I think we can’t help but feel so connected to these whales – they might not look like us and they live in completely different surroundings, but their long lives, tight family bonds, and intelligence are very similar to human societies, and we see ourselves reflected in these beings beneath the waves.  We know them as individuals, and those who spend extended periods of time with the whales will tell you stories about their personalities and unique behaviors.  We know their families and who they spend time with, and we’ve watched them be born, grow, live, and die.  They are our neighbors, they co-exist with us on this planet, and they share their home with us.

And we are being bad neighbors.  Tahlequah and her “tour of grief,” traveling over an estimated 1,000 miles in 17 days, is a stark reminder of how humans are failing as stewards of this planet and the other beings who live here.  We will never know what Tahlequah was thinking or feeling as she carried the body of her daughter.  There is plenty of evidence for grief and mourning in whales and dolphins – they are mammals, after all, and they have all the same parts and chemicals and hormones in their bodies and brains that we do.  There is no question that Tahlequah understood that her daughter had died, and was grieving her loss. 

But was she sending us a message or staging a protest and a cry for help, as many have interpreted her extensive and extraordinary journey?  Or was she simply mourning the loss of her daughter and we happened to bear witness to her grief?  Unfortunately, the significant communication barrier between humans and whales means we don’t know what her intention or purpose was.  (If the whales could send us clear messages about what goes on in their world, my job would certainly be a lot easier). 

How we interpret Tahlequah’s message and what we choose to do with it is another way the whales reflect humans back at ourselves.  If we do nothing following this tragedy, what does that say about us?  Do we create change to prevent the extinction of the Southern Resident community, our fellow inhabitants on Earth, or do we continue with the “status quo,” which is leading to their demise?

We know why the Southern Residents are struggling to survive – they don’t have enough food, their waters are polluted, and their urban home is filled with noise.  An oil spill or disease outbreak could completely decimate the small community.  We also know what we can do to help them (and will have more detailed information on that in a later post), and we must not let this tragedy fade into memory without taking action.  We cannot stop at sadness; we must turn our own grief into inspiration and action.

That is how I felt as I watched and waited for news on Tahlequah – sadness and shock as she continued to carry the body of her daughter, disbelief that she continued to carry her for so long, worry that she wasn’t eating and her own health was at risk, but renewed determination to save this unique community of orcas. 

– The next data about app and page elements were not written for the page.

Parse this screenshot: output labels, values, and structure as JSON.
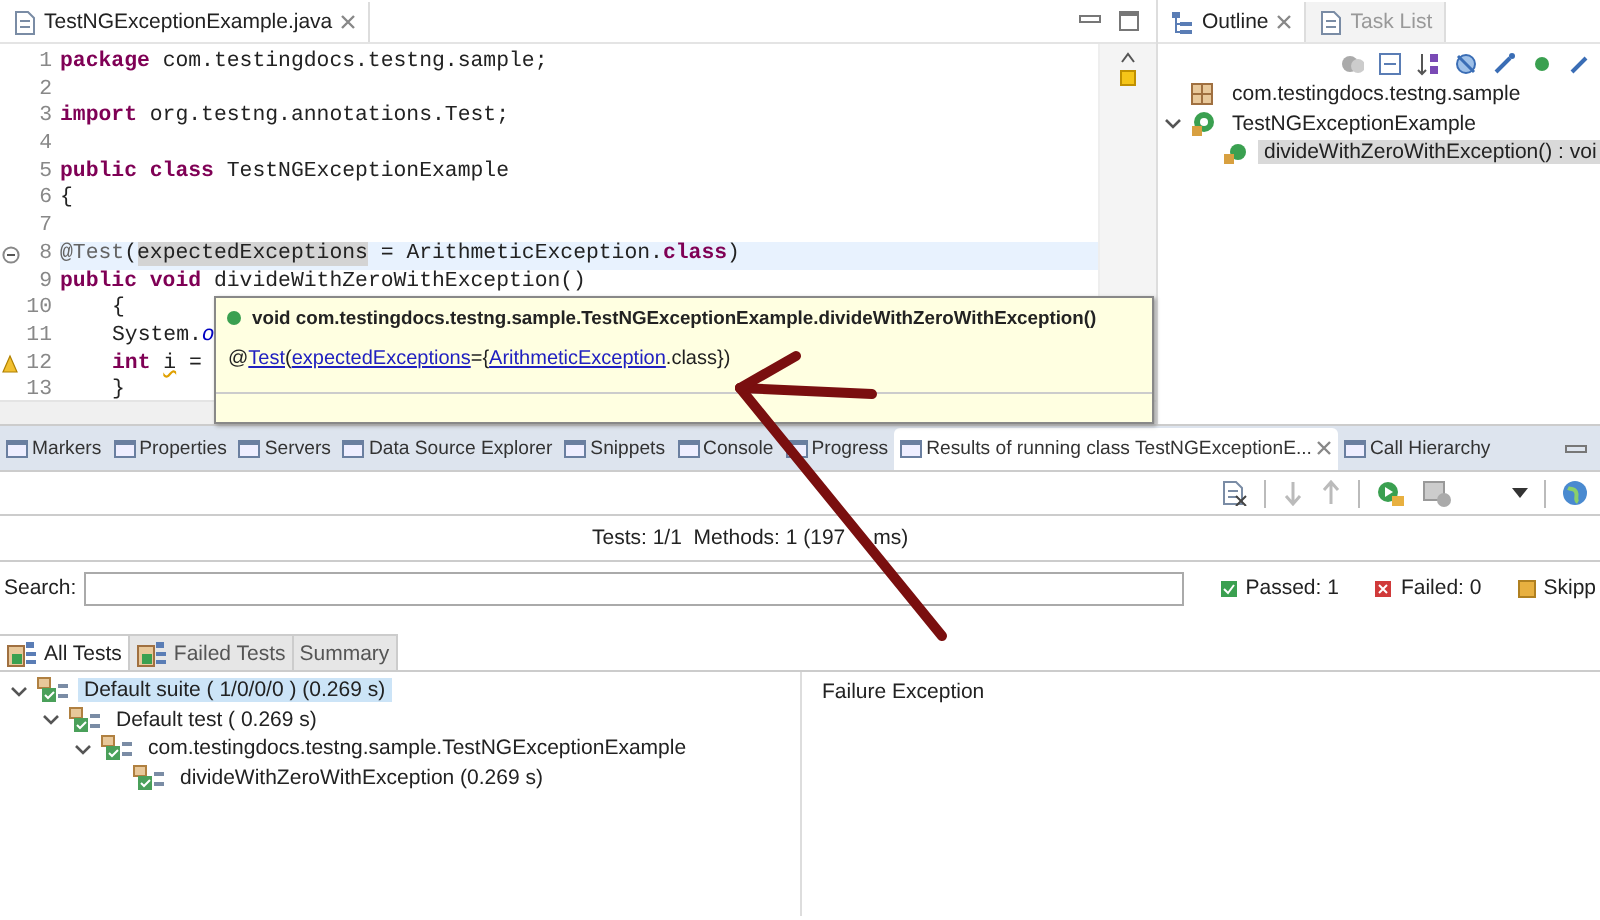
{
  "editor": {
    "tab": {
      "label": "TestNGExceptionExample.java",
      "selected": true
    },
    "lines": [
      {
        "number": "1",
        "current": false,
        "tokens": [
          {
            "kind": "keyword",
            "text": "package"
          },
          {
            "kind": "plain",
            "text": " com.testingdocs.testng.sample;"
          }
        ]
      },
      {
        "number": "2",
        "current": false
      },
      {
        "number": "3",
        "current": false,
        "tokens": [
          {
            "kind": "keyword",
            "text": "import"
          },
          {
            "kind": "plain",
            "text": " org.testng.annotations.Test;"
          }
        ]
      },
      {
        "number": "4",
        "current": false
      },
      {
        "number": "5",
        "current": false,
        "tokens": [
          {
            "kind": "keyword",
            "text": "public class"
          },
          {
            "kind": "plain",
            "text": " TestNGExceptionExample"
          }
        ]
      },
      {
        "number": "6",
        "current": false,
        "tokens": [
          {
            "kind": "plain",
            "text": "{"
          }
        ]
      },
      {
        "number": "7",
        "current": false
      },
      {
        "number": "8",
        "current": true,
        "kind": "fold",
        "tokens": [
          {
            "kind": "annotation",
            "text": "@Test"
          },
          {
            "kind": "plain",
            "text": "("
          },
          {
            "kind": "occurrence",
            "text": "expectedExceptions"
          },
          {
            "kind": "plain",
            "text": " = ArithmeticException."
          },
          {
            "kind": "keyword",
            "text": "class"
          },
          {
            "kind": "plain",
            "text": ")"
          }
        ]
      },
      {
        "number": "9",
        "current": false,
        "tokens": [
          {
            "kind": "keyword",
            "text": "public void"
          },
          {
            "kind": "plain",
            "text": " divideWithZeroWithException()"
          }
        ]
      },
      {
        "number": "10",
        "current": false,
        "indented": true,
        "tokens": [
          {
            "kind": "plain",
            "text": "{"
          }
        ]
      },
      {
        "number": "11",
        "current": false,
        "indented": true,
        "tokens": [
          {
            "kind": "plain",
            "text": "System."
          },
          {
            "kind": "field",
            "text": "o"
          }
        ]
      },
      {
        "number": "12",
        "current": false,
        "indented": true,
        "kind": "warning",
        "tokens": [
          {
            "kind": "keyword",
            "text": "int"
          },
          {
            "kind": "warning",
            "text": "i"
          },
          {
            "kind": "plain",
            "text": " ="
          }
        ]
      },
      {
        "number": "13",
        "current": false,
        "indented": true,
        "tokens": [
          {
            "kind": "plain",
            "text": "}"
          }
        ]
      }
    ]
  },
  "tooltip": {
    "signature": "void com.testingdocs.testng.sample.TestNGExceptionExample.divideWithZeroWithException()",
    "parts": [
      {
        "kind": "text",
        "text": "@"
      },
      {
        "kind": "link",
        "text": "Test"
      },
      {
        "kind": "text",
        "text": "("
      },
      {
        "kind": "link",
        "text": "expectedExceptions"
      },
      {
        "kind": "text",
        "text": "={"
      },
      {
        "kind": "link",
        "text": "ArithmeticException"
      },
      {
        "kind": "text",
        "text": ".class})"
      }
    ]
  },
  "outline": {
    "tabs": [
      {
        "label": "Outline",
        "selected": true
      },
      {
        "label": "Task List",
        "selected": false
      }
    ],
    "tree": [
      {
        "label": "com.testingdocs.testng.sample",
        "kind": "package",
        "selected": false
      },
      {
        "label": "TestNGExceptionExample",
        "kind": "class",
        "selected": false,
        "expanded": true,
        "children": [
          {
            "label": "divideWithZeroWithException() : voi",
            "kind": "method",
            "selected": true
          }
        ]
      }
    ]
  },
  "views": {
    "tabs": [
      {
        "label": "Markers",
        "selected": false
      },
      {
        "label": "Properties",
        "selected": false
      },
      {
        "label": "Servers",
        "selected": false
      },
      {
        "label": "Data Source Explorer",
        "selected": false
      },
      {
        "label": "Snippets",
        "selected": false
      },
      {
        "label": "Console",
        "selected": false
      },
      {
        "label": "Progress",
        "selected": false
      },
      {
        "label": "Results of running class TestNGExceptionE...",
        "selected": true
      },
      {
        "label": "Call Hierarchy",
        "selected": false
      }
    ]
  },
  "results": {
    "summary": [
      "Tests: 1/1  Methods: 1 (197",
      "ms)"
    ],
    "search_label": "Search:",
    "counters": [
      {
        "kind": "passed",
        "text": "Passed: 1"
      },
      {
        "kind": "failed",
        "text": "Failed: 0"
      },
      {
        "kind": "skipped",
        "text": "Skipp"
      }
    ],
    "tabs": [
      {
        "label": "All Tests",
        "selected": true
      },
      {
        "label": "Failed Tests",
        "selected": false
      },
      {
        "label": "Summary",
        "selected": false
      }
    ],
    "tree": [
      {
        "label": "Default suite ( 1/0/0/0 ) (0.269 s)",
        "selected": true,
        "expanded": true,
        "children": [
          {
            "label": "Default test ( 0.269 s)",
            "selected": false,
            "expanded": true,
            "children": [
              {
                "label": "com.testingdocs.testng.sample.TestNGExceptionExample",
                "selected": false,
                "expanded": true,
                "children": [
                  {
                    "label": "divideWithZeroWithException  (0.269 s)",
                    "selected": false
                  }
                ]
              }
            ]
          }
        ]
      }
    ],
    "detail_title": "Failure Exception"
  }
}
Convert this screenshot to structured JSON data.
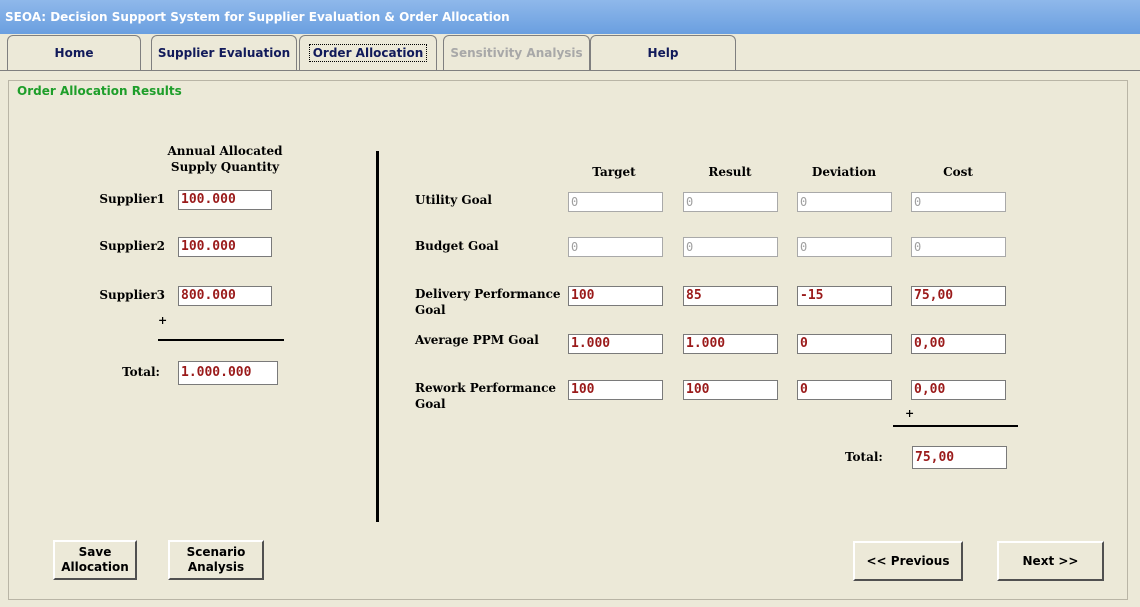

And while I am relieved that Tahlequah appears to be on the path to healing, I am still anxious for Scarlet (J50), a young “beacon of hope” for the population and for all of those who care about them.  Efforts are underway to learn why Scarlet is ailing, and the U.S. and Canada are working together in an unprecedented attempt to treat her.  Every time a sighting is reported and it is confirmed that Scarlet is still alive, I breathe a little sigh of relief before the worry sets in again.

While we at WDC usually try not to let our emotions overwhelm our work – we all love whales (a lot), but we rely on strong, science-based reasons to support their protection and conservation, and believe that since our actions directly impact whales and dolphins, it is our responsibility to change them – sometimes you have to let down the “walls of science.”  I sincerely appreciate hearing from everyone in our own community of supporters and followers who shared what they were thinking and feeling with us as we all followed Tahlequah’s story together, sharing in her sorrow.

Thank you for being with us in this difficult time, and we will continue to share news and updates on Scarlet and all of the Southern Resident orcas, and how you can help ensure the next baby born to their community lives in celebration, not mourned in our memories.